The composition of cigarettes has also changed in the past few decades. While there have been reductions in tar and nicotine, the concentrations of other cancer-causing compounds have increased.
So it does look like the increase in cases may be down to carcinogens other than nicotine and tar, but don't forget that nicotine and tar are still present so they can still have an effect.
The US National Cancer Institute points out that:
Of the more than 7,000 chemicals in tobacco smoke, at least 250 are known to be harmful, including hydrogen cyanide, carbon monoxide, and ammonia.
Among the 250 known harmful chemicals in tobacco smoke, at least 69 can cause cancer.
They also cited a report of the Surgeon General (US Department of Health and Human Services, 2014). Page 228 has a big list of carcinogens in cigarettes and from page 30 the document describes how the different forms of tobacco burning during smoking creates other carcinogens and harmful materials.
Whilst it is suggested in another answer that 2-Naphthylamine is the cause, arsenic can cause bladder cancers which is also found in cigarette smoke (see page 41 of the Surgeon General's report) so you can't point to just 2-Naphthylamine.
The link above also points out many other factors which can lead to bladder cancer.
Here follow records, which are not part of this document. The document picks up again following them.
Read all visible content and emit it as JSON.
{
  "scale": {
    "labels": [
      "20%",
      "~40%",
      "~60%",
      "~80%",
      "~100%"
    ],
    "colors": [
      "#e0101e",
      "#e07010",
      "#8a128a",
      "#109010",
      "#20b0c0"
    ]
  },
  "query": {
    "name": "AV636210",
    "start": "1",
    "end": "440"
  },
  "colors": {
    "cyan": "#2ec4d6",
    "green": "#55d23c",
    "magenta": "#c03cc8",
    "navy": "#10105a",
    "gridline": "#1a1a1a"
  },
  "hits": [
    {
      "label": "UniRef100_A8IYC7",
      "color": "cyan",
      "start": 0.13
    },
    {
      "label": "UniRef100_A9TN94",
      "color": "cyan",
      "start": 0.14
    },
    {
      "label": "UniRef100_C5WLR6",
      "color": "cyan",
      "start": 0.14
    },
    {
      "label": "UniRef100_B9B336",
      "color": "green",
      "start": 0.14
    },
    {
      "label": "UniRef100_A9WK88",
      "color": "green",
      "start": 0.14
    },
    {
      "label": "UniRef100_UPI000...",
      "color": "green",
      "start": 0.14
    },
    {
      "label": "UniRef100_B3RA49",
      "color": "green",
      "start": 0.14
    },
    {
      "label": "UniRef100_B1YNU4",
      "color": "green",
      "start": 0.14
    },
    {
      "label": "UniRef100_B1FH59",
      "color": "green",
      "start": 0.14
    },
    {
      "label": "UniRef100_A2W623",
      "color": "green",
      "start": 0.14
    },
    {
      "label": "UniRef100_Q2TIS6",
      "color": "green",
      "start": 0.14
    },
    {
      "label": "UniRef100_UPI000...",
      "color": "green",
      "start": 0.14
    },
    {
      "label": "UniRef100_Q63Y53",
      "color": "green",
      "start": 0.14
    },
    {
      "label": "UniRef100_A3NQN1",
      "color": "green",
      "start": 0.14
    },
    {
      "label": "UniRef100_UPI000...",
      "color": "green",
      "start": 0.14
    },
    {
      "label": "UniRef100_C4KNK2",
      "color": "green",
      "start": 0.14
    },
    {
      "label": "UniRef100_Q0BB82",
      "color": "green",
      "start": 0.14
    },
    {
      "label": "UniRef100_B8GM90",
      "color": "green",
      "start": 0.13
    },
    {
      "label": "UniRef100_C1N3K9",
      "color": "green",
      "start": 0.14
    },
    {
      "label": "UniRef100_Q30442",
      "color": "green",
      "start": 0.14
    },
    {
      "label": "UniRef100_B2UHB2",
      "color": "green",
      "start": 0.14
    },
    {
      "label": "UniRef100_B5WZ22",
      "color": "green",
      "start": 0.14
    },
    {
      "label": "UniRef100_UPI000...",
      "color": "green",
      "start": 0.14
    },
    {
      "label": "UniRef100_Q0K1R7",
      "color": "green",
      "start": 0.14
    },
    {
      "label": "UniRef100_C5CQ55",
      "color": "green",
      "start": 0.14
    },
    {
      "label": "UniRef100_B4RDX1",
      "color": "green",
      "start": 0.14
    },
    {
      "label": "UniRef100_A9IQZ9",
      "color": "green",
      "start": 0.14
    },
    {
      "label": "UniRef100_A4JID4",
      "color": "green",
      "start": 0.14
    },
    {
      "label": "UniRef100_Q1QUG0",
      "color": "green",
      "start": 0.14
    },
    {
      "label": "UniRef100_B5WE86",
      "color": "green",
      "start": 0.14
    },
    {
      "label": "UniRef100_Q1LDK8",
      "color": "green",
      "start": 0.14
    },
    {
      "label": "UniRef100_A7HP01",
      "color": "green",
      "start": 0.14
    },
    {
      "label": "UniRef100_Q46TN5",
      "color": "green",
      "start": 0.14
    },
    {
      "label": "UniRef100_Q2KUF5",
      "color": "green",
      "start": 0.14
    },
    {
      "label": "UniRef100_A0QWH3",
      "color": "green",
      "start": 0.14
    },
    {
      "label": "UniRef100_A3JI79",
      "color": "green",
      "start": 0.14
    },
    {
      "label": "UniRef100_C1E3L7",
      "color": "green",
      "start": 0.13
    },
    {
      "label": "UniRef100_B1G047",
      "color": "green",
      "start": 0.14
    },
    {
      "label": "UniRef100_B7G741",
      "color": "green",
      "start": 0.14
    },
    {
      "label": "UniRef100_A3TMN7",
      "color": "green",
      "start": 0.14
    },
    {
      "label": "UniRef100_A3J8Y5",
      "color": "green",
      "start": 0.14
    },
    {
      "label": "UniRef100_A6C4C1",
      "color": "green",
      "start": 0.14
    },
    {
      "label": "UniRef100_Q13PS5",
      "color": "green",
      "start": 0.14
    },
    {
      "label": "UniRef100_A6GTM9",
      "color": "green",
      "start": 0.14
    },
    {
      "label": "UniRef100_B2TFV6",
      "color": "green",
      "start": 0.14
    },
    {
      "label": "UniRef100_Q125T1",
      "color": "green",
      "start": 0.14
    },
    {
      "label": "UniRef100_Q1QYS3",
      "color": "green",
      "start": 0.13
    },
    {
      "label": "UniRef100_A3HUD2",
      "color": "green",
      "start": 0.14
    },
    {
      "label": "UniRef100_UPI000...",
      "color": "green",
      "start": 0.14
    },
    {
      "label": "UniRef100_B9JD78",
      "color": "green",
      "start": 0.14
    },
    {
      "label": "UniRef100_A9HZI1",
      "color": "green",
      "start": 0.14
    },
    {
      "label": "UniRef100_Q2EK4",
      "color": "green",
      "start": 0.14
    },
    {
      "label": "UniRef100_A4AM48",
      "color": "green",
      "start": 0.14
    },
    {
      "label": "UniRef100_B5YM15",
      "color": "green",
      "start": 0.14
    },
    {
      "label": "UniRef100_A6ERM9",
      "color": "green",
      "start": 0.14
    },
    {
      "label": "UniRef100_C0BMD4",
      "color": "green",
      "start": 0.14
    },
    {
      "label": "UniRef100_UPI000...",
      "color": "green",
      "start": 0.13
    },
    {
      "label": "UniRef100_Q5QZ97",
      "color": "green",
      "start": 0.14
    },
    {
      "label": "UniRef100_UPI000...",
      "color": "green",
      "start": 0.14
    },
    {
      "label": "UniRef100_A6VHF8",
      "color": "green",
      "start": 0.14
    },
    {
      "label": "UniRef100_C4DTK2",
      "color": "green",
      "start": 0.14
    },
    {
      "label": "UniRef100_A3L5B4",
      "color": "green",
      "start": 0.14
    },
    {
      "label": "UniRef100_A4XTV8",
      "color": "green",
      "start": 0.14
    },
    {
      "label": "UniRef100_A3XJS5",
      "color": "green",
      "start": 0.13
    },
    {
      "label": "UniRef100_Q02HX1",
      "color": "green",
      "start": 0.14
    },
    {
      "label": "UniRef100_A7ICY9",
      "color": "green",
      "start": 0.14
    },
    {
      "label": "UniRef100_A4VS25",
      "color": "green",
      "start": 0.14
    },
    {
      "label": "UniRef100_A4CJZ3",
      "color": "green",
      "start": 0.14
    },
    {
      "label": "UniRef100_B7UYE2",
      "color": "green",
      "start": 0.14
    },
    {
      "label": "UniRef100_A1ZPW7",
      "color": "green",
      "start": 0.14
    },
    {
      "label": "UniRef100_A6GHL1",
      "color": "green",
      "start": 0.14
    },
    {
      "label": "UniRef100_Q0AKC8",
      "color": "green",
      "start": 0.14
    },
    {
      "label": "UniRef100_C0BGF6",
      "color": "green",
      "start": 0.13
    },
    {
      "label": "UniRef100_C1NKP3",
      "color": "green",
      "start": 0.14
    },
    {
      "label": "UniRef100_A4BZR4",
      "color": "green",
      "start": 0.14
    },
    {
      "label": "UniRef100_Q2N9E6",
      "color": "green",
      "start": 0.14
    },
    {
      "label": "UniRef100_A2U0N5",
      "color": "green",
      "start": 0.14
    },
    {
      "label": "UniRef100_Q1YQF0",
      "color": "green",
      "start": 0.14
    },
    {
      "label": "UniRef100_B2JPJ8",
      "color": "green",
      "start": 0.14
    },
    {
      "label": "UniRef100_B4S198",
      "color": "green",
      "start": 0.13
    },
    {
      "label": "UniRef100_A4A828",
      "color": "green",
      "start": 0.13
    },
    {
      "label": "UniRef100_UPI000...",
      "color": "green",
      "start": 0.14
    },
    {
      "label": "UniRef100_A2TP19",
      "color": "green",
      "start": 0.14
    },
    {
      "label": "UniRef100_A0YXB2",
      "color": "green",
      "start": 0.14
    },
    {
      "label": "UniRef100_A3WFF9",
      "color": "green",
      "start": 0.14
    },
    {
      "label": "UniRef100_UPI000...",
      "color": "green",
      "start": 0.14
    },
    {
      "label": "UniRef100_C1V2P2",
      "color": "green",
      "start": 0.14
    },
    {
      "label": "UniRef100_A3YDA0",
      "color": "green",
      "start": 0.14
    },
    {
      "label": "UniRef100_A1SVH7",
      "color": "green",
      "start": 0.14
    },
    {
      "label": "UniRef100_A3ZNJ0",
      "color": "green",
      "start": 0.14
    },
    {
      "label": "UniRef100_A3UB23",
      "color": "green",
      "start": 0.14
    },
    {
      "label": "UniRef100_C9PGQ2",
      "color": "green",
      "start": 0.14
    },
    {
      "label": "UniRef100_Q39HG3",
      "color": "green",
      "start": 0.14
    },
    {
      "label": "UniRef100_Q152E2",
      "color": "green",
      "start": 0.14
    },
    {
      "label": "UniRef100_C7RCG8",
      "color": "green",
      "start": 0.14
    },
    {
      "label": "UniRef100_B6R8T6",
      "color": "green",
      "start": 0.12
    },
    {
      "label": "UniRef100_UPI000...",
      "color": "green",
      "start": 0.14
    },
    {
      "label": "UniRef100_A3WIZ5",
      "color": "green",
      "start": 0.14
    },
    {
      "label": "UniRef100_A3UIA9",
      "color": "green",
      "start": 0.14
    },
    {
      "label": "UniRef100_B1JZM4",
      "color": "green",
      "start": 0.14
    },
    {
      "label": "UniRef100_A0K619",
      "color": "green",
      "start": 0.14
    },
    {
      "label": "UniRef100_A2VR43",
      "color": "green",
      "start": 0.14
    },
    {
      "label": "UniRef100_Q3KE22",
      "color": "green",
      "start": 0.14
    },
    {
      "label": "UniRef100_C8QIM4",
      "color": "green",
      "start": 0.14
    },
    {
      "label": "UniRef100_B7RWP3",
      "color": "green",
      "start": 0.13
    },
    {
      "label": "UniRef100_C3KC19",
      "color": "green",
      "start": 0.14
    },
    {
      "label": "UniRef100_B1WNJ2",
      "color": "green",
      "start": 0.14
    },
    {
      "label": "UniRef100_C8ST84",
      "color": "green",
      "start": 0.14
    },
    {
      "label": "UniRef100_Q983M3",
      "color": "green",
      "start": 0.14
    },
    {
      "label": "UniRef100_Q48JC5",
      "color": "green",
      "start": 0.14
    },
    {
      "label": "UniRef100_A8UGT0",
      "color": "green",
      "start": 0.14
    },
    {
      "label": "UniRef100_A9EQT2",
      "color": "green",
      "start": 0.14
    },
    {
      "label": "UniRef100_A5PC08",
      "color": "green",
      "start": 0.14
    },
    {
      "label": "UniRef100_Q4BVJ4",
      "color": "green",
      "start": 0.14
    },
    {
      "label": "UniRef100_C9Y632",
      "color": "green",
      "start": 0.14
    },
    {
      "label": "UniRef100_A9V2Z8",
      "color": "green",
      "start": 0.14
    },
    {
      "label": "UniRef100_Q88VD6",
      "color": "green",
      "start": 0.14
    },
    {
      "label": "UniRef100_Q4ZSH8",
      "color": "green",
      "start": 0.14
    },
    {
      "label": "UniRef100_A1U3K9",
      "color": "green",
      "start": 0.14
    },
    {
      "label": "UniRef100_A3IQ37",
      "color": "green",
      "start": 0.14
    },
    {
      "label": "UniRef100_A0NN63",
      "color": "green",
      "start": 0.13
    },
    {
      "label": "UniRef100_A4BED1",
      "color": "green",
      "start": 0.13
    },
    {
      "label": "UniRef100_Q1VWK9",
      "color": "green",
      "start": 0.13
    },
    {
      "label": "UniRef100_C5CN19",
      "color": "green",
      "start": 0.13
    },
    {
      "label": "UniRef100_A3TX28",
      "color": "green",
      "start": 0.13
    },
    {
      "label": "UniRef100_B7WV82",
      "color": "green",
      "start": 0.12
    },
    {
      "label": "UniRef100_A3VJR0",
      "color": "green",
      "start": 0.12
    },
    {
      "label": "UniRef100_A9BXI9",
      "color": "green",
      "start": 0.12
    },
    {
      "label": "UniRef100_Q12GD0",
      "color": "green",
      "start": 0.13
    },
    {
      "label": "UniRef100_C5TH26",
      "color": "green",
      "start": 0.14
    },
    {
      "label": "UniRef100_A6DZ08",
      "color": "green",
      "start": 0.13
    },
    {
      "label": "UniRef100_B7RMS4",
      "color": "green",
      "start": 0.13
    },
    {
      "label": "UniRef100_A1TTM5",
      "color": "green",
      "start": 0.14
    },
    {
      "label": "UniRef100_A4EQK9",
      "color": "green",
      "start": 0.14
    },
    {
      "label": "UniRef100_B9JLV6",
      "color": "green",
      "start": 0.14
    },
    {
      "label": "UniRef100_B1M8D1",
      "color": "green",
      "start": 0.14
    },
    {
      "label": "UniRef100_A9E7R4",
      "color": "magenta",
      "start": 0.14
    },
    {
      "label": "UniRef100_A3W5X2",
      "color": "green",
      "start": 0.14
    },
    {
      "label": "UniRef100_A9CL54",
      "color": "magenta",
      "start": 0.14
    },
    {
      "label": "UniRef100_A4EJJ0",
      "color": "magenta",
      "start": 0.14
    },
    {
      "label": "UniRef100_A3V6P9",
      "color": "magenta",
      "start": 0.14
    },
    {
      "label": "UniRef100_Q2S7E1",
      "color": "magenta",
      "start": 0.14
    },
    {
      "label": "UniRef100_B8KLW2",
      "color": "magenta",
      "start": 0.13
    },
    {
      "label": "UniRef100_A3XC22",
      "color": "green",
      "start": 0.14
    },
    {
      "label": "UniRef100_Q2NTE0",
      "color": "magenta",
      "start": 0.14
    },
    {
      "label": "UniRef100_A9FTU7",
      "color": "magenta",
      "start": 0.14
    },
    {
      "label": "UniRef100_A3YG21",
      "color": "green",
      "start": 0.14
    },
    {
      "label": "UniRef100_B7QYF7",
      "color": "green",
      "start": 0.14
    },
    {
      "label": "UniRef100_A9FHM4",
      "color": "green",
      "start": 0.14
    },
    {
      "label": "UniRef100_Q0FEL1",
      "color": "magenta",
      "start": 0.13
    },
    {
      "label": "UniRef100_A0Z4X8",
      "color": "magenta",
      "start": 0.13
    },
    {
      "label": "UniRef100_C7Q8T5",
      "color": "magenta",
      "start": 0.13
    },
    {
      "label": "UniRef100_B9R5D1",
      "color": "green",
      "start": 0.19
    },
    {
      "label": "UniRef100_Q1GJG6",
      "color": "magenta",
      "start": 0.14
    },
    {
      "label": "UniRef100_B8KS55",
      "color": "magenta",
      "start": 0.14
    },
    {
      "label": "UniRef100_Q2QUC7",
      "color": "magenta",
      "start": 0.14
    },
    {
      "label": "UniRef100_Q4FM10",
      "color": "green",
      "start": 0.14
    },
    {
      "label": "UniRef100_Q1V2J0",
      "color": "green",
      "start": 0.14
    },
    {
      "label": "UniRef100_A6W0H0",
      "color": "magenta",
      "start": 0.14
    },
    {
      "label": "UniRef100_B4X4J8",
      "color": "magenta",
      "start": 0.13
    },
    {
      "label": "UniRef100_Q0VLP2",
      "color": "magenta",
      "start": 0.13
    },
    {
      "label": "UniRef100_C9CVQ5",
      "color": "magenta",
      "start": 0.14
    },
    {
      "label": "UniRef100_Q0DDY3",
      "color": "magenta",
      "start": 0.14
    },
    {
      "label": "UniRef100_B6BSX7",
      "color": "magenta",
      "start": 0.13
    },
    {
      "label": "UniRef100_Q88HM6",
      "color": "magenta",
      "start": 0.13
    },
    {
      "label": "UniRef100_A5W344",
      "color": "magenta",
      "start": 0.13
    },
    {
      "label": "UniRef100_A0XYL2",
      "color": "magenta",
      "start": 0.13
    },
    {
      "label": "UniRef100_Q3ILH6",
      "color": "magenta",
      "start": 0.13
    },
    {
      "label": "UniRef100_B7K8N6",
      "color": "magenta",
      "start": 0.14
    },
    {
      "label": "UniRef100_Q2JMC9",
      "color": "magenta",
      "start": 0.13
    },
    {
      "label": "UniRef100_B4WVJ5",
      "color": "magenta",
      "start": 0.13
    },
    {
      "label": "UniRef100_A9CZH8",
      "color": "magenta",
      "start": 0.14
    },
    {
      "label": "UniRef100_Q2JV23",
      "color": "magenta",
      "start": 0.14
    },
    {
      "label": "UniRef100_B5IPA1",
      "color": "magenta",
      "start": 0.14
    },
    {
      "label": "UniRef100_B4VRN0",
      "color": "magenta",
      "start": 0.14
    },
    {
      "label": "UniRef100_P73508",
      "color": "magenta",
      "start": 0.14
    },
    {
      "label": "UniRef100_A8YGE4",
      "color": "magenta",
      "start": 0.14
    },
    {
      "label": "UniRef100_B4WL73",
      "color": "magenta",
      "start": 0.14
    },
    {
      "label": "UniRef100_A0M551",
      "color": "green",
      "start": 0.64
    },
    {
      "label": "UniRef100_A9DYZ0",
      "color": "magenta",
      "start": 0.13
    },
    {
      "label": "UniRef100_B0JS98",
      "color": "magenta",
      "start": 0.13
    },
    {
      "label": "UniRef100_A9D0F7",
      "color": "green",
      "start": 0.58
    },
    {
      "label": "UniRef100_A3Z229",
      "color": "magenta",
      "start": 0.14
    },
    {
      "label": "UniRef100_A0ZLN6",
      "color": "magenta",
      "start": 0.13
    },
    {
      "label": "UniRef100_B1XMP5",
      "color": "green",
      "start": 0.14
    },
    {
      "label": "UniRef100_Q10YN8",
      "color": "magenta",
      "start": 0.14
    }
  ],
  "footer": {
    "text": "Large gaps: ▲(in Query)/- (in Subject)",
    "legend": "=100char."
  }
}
US Department of Health and Human Services. (2014). The health consequences of smoking—50 years of progress: a report of the Surgeon General. Retrieved from: http://www.surgeongeneral.gov/library/reports/50-years-of-progress/full-report.pdf